## What the task requires
Wherever a line holds the word "size", copy that line from the data.
□ □ □ □
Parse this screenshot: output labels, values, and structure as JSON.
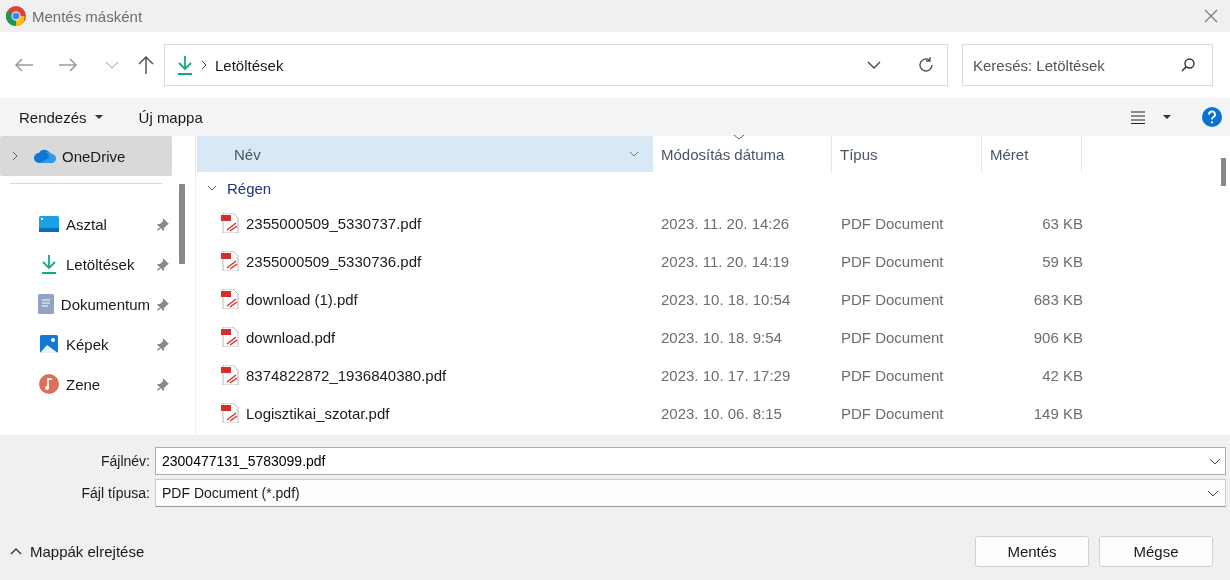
{
  "window": {
    "title": "Mentés másként"
  },
  "nav": {
    "path": "Letöltések",
    "search": {
      "placeholder": "Keresés: Letöltések"
    }
  },
  "toolbar": {
    "organize": "Rendezés",
    "new_folder": "Új mappa"
  },
  "sidebar": {
    "items": [
      {
        "label": "OneDrive",
        "kind": "cloud",
        "selected": true,
        "pinned": false
      },
      {
        "label": "Asztal",
        "kind": "desktop",
        "selected": false,
        "pinned": true
      },
      {
        "label": "Letöltések",
        "kind": "downloads",
        "selected": false,
        "pinned": true
      },
      {
        "label": "Dokumentum",
        "kind": "documents",
        "selected": false,
        "pinned": true
      },
      {
        "label": "Képek",
        "kind": "pictures",
        "selected": false,
        "pinned": true
      },
      {
        "label": "Zene",
        "kind": "music",
        "selected": false,
        "pinned": true
      }
    ]
  },
  "file_list": {
    "columns": [
      {
        "label": "Név",
        "selected": true
      },
      {
        "label": "Módosítás dátuma",
        "selected": false
      },
      {
        "label": "Típus",
        "selected": false
      },
      {
        "label": "Méret",
        "selected": false
      }
    ],
    "group": {
      "label": "Régen",
      "expanded": true
    },
    "rows": [
      {
        "name": "2355000509_5330737.pdf",
        "date": "2023. 11. 20. 14:26",
        "type": "PDF Document",
        "size": "63 KB"
      },
      {
        "name": "2355000509_5330736.pdf",
        "date": "2023. 11. 20. 14:19",
        "type": "PDF Document",
        "size": "59 KB"
      },
      {
        "name": "download (1).pdf",
        "date": "2023. 10. 18. 10:54",
        "type": "PDF Document",
        "size": "683 KB"
      },
      {
        "name": "download.pdf",
        "date": "2023. 10. 18. 9:54",
        "type": "PDF Document",
        "size": "906 KB"
      },
      {
        "name": "8374822872_1936840380.pdf",
        "date": "2023. 10. 17. 17:29",
        "type": "PDF Document",
        "size": "42 KB"
      },
      {
        "name": "Logisztikai_szotar.pdf",
        "date": "2023. 10. 06. 8:15",
        "type": "PDF Document",
        "size": "149 KB"
      }
    ]
  },
  "save_fields": {
    "filename": {
      "label": "Fájlnév:",
      "value": "2300477131_5783099.pdf"
    },
    "filetype": {
      "label": "Fájl típusa:",
      "value": "PDF Document (*.pdf)"
    }
  },
  "footer": {
    "toggle": "Mappák elrejtése",
    "buttons": [
      "Mentés",
      "Mégse"
    ]
  }
}
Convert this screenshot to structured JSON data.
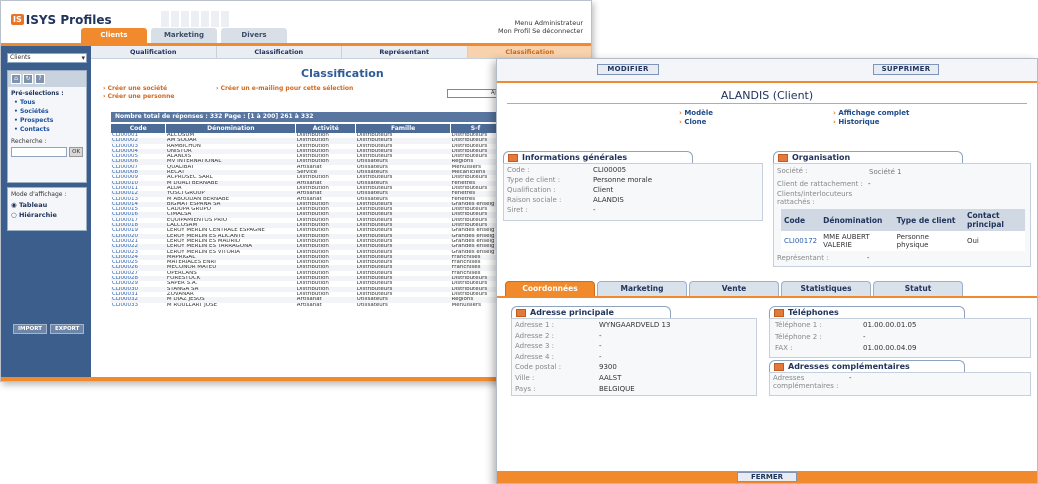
{
  "back": {
    "logo": "ISYS Profiles",
    "top_tabs": [
      "Clients",
      "Marketing",
      "Divers"
    ],
    "user_menu": "Menu Administrateur",
    "user_links": "Mon Profil  Se déconnecter",
    "client_select": "Clients",
    "preselection_title": "Pré-sélections :",
    "preselections": [
      "Tous",
      "Sociétés",
      "Prospects",
      "Contacts"
    ],
    "search_label": "Recherche :",
    "search_button": "OK",
    "display_mode_label": "Mode d'affichage :",
    "display_modes": [
      "Tableau",
      "Hiérarchie"
    ],
    "import_button": "IMPORT",
    "export_button": "EXPORT",
    "sub_tabs": [
      "Qualification",
      "Classification",
      "Représentant",
      "Classification"
    ],
    "title": "Classification",
    "actions": [
      "Créer une société",
      "Créer une personne",
      "Créer un e-mailing pour cette sélection"
    ],
    "filter_button": "Ajout",
    "count_bar": "Nombre total de réponses : 332       Page : [1 à 200]  261 à 332",
    "columns": [
      "Code",
      "Dénomination",
      "Activité",
      "Famille",
      "S-f"
    ],
    "rows": [
      [
        "CLI00001",
        "ALCOSUM",
        "Distribution",
        "Distributeurs",
        "Distributeurs"
      ],
      [
        "CLI00002",
        "AM SODAR",
        "Distribution",
        "Distributeurs",
        "Distributeurs"
      ],
      [
        "CLI00003",
        "RAMBICHON",
        "Distribution",
        "Distributeurs",
        "Distributeurs"
      ],
      [
        "CLI00004",
        "UNISTOR",
        "Distribution",
        "Distributeurs",
        "Distributeurs"
      ],
      [
        "CLI00005",
        "ALANDIS",
        "Distribution",
        "Distributeurs",
        "Distributeurs"
      ],
      [
        "CLI00006",
        "MV INTERNATIONAL",
        "Distribution",
        "Utilisateurs",
        "Regions"
      ],
      [
        "CLI00007",
        "QUALIBAT",
        "Artisanat",
        "Utilisateurs",
        "Menuisiers"
      ],
      [
        "CLI00008",
        "RECAT",
        "Service",
        "Utilisateurs",
        "Mécaniciens"
      ],
      [
        "CLI00009",
        "ACPROSEC SARL",
        "Distribution",
        "Distributeurs",
        "Distributeurs"
      ],
      [
        "CLI00010",
        "M DUALI BERNABE",
        "Artisanat",
        "Utilisateurs",
        "Fenêtres"
      ],
      [
        "CLI00011",
        "ALOA",
        "Distribution",
        "Distributeurs",
        "Distributeurs"
      ],
      [
        "CLI00012",
        "YOSCI GROUP",
        "Artisanat",
        "Utilisateurs",
        "Fenêtres"
      ],
      [
        "CLI00013",
        "M ABOUDAN BERNABE",
        "Artisanat",
        "Utilisateurs",
        "Fenêtres"
      ],
      [
        "CLI00014",
        "BIGMAT ESPANA SA",
        "Distribution",
        "Distributeurs",
        "Grandes enseig"
      ],
      [
        "CLI00015",
        "CADUPA GRUPO",
        "Distribution",
        "Distributeurs",
        "Distributeurs"
      ],
      [
        "CLI00016",
        "CIMALSA",
        "Distribution",
        "Distributeurs",
        "Distributeurs"
      ],
      [
        "CLI00017",
        "EQUIPAMIENTOS PRIO",
        "Distribution",
        "Distributeurs",
        "Distributeurs"
      ],
      [
        "CLI00018",
        "LALCOSAM",
        "Distribution",
        "Distributeurs",
        "Distributeurs"
      ],
      [
        "CLI00019",
        "LEROY MERLIN CENTRALE ESPAGNE",
        "Distribution",
        "Distributeurs",
        "Grandes enseig"
      ],
      [
        "CLI00020",
        "LEROY MERLIN ES ALICANTE",
        "Distribution",
        "Distributeurs",
        "Grandes enseig"
      ],
      [
        "CLI00021",
        "LEROY MERLIN ES MADRID",
        "Distribution",
        "Distributeurs",
        "Grandes enseig"
      ],
      [
        "CLI00022",
        "LEROY MERLIN ES TARRAGONA",
        "Distribution",
        "Distributeurs",
        "Grandes enseig"
      ],
      [
        "CLI00023",
        "LEROY MERLIN ES VITORIA",
        "Distribution",
        "Distributeurs",
        "Grandes enseig"
      ],
      [
        "CLI00024",
        "MAPRIGAL",
        "Distribution",
        "Distributeurs",
        "Franchises"
      ],
      [
        "CLI00025",
        "MATERIALES ENRI",
        "Distribution",
        "Distributeurs",
        "Franchises"
      ],
      [
        "CLI00026",
        "MECONOR MATEU",
        "Distribution",
        "Distributeurs",
        "Franchises"
      ],
      [
        "CLI00027",
        "OPERCANS",
        "Distribution",
        "Distributeurs",
        "Franchises"
      ],
      [
        "CLI00028",
        "FORESTOCK",
        "Distribution",
        "Distributeurs",
        "Distributeurs"
      ],
      [
        "CLI00029",
        "SAPER S.A.",
        "Distribution",
        "Distributeurs",
        "Distributeurs"
      ],
      [
        "CLI00030",
        "STANGA SA",
        "Distribution",
        "Distributeurs",
        "Distributeurs"
      ],
      [
        "CLI00031",
        "ZOVANAR",
        "Distribution",
        "Distributeurs",
        "Distributeurs"
      ],
      [
        "CLI00032",
        "M DIAZ JESUS",
        "Artisanat",
        "Utilisateurs",
        "Regions"
      ],
      [
        "CLI00033",
        "M ROULLART JOSE",
        "Artisanat",
        "Utilisateurs",
        "Menuisiers"
      ]
    ]
  },
  "front": {
    "modify_button": "MODIFIER",
    "delete_button": "SUPPRIMER",
    "close_button": "FERMER",
    "title": "ALANDIS (Client)",
    "links": [
      "Modèle",
      "Clone",
      "Affichage complet",
      "Historique"
    ],
    "general": {
      "heading": "Informations générales",
      "fields": [
        {
          "label": "Code :",
          "value": "CLI00005"
        },
        {
          "label": "Type de client :",
          "value": "Personne morale"
        },
        {
          "label": "Qualification :",
          "value": "Client"
        },
        {
          "label": "Raison sociale :",
          "value": "ALANDIS"
        },
        {
          "label": "Siret :",
          "value": "-"
        }
      ]
    },
    "organisation": {
      "heading": "Organisation",
      "societe_label": "Société :",
      "societe_value": "Société 1",
      "rattachement_label": "Client de rattachement :",
      "rattachement_value": "-",
      "clients_label": "Clients/interlocuteurs rattachés :",
      "table_headers": [
        "Code",
        "Dénomination",
        "Type de client",
        "Contact principal"
      ],
      "table_row": [
        "CLI00172",
        "MME AUBERT VALERIE",
        "Personne physique",
        "Oui"
      ],
      "representant_label": "Représentant :",
      "representant_value": "-"
    },
    "tabs": [
      "Coordonnées",
      "Marketing",
      "Vente",
      "Statistiques",
      "Statut"
    ],
    "address": {
      "heading": "Adresse principale",
      "fields": [
        {
          "label": "Adresse 1 :",
          "value": "WYNGAARDVELD 13"
        },
        {
          "label": "Adresse 2 :",
          "value": "-"
        },
        {
          "label": "Adresse 3 :",
          "value": "-"
        },
        {
          "label": "Adresse 4 :",
          "value": "-"
        },
        {
          "label": "Code postal :",
          "value": "9300"
        },
        {
          "label": "Ville :",
          "value": "AALST"
        },
        {
          "label": "Pays :",
          "value": "BELGIQUE"
        }
      ]
    },
    "phones": {
      "heading": "Téléphones",
      "fields": [
        {
          "label": "Téléphone 1 :",
          "value": "01.00.00.01.05"
        },
        {
          "label": "Téléphone 2 :",
          "value": "-"
        },
        {
          "label": "FAX :",
          "value": "01.00.00.04.09"
        }
      ]
    },
    "extra_addresses": {
      "heading": "Adresses complémentaires",
      "label": "Adresses complémentaires :",
      "value": "-"
    }
  }
}
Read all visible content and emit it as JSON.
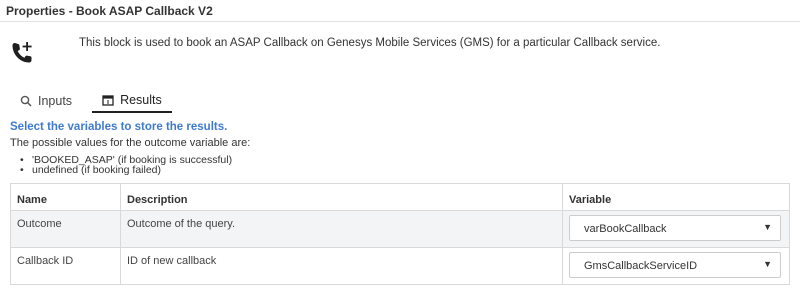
{
  "window": {
    "title": "Properties - Book ASAP Callback V2"
  },
  "block": {
    "icon": "phone-add-icon",
    "description": "This block is used to book an ASAP Callback on Genesys Mobile Services (GMS) for a particular Callback service."
  },
  "tabs": [
    {
      "label": "Inputs",
      "icon": "search-icon",
      "active": false
    },
    {
      "label": "Results",
      "icon": "calendar-icon",
      "active": true
    }
  ],
  "results": {
    "hint": "Select the variables to store the results.",
    "possible_values_intro": "The possible values for the outcome variable are:",
    "possible_values": [
      "'BOOKED_ASAP' (if booking is successful)",
      "undefined (if booking failed)"
    ],
    "table": {
      "headers": {
        "name": "Name",
        "description": "Description",
        "variable": "Variable"
      },
      "rows": [
        {
          "name": "Outcome",
          "description": "Outcome of the query.",
          "variable": "varBookCallback"
        },
        {
          "name": "Callback ID",
          "description": "ID of new callback",
          "variable": "GmsCallbackServiceID"
        }
      ]
    }
  },
  "colors": {
    "accent": "#3f7ad1",
    "row_highlight": "#f3f4f6",
    "border": "#d9d9d9"
  },
  "glyphs": {
    "dropdown_arrow": "▼"
  }
}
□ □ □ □
## Solution below
        "size": "63 KB"
        "size": "59 KB"
        "size": "683 KB"
        "size": "906 KB"
        "size": "42 KB"
        "size": "149 KB"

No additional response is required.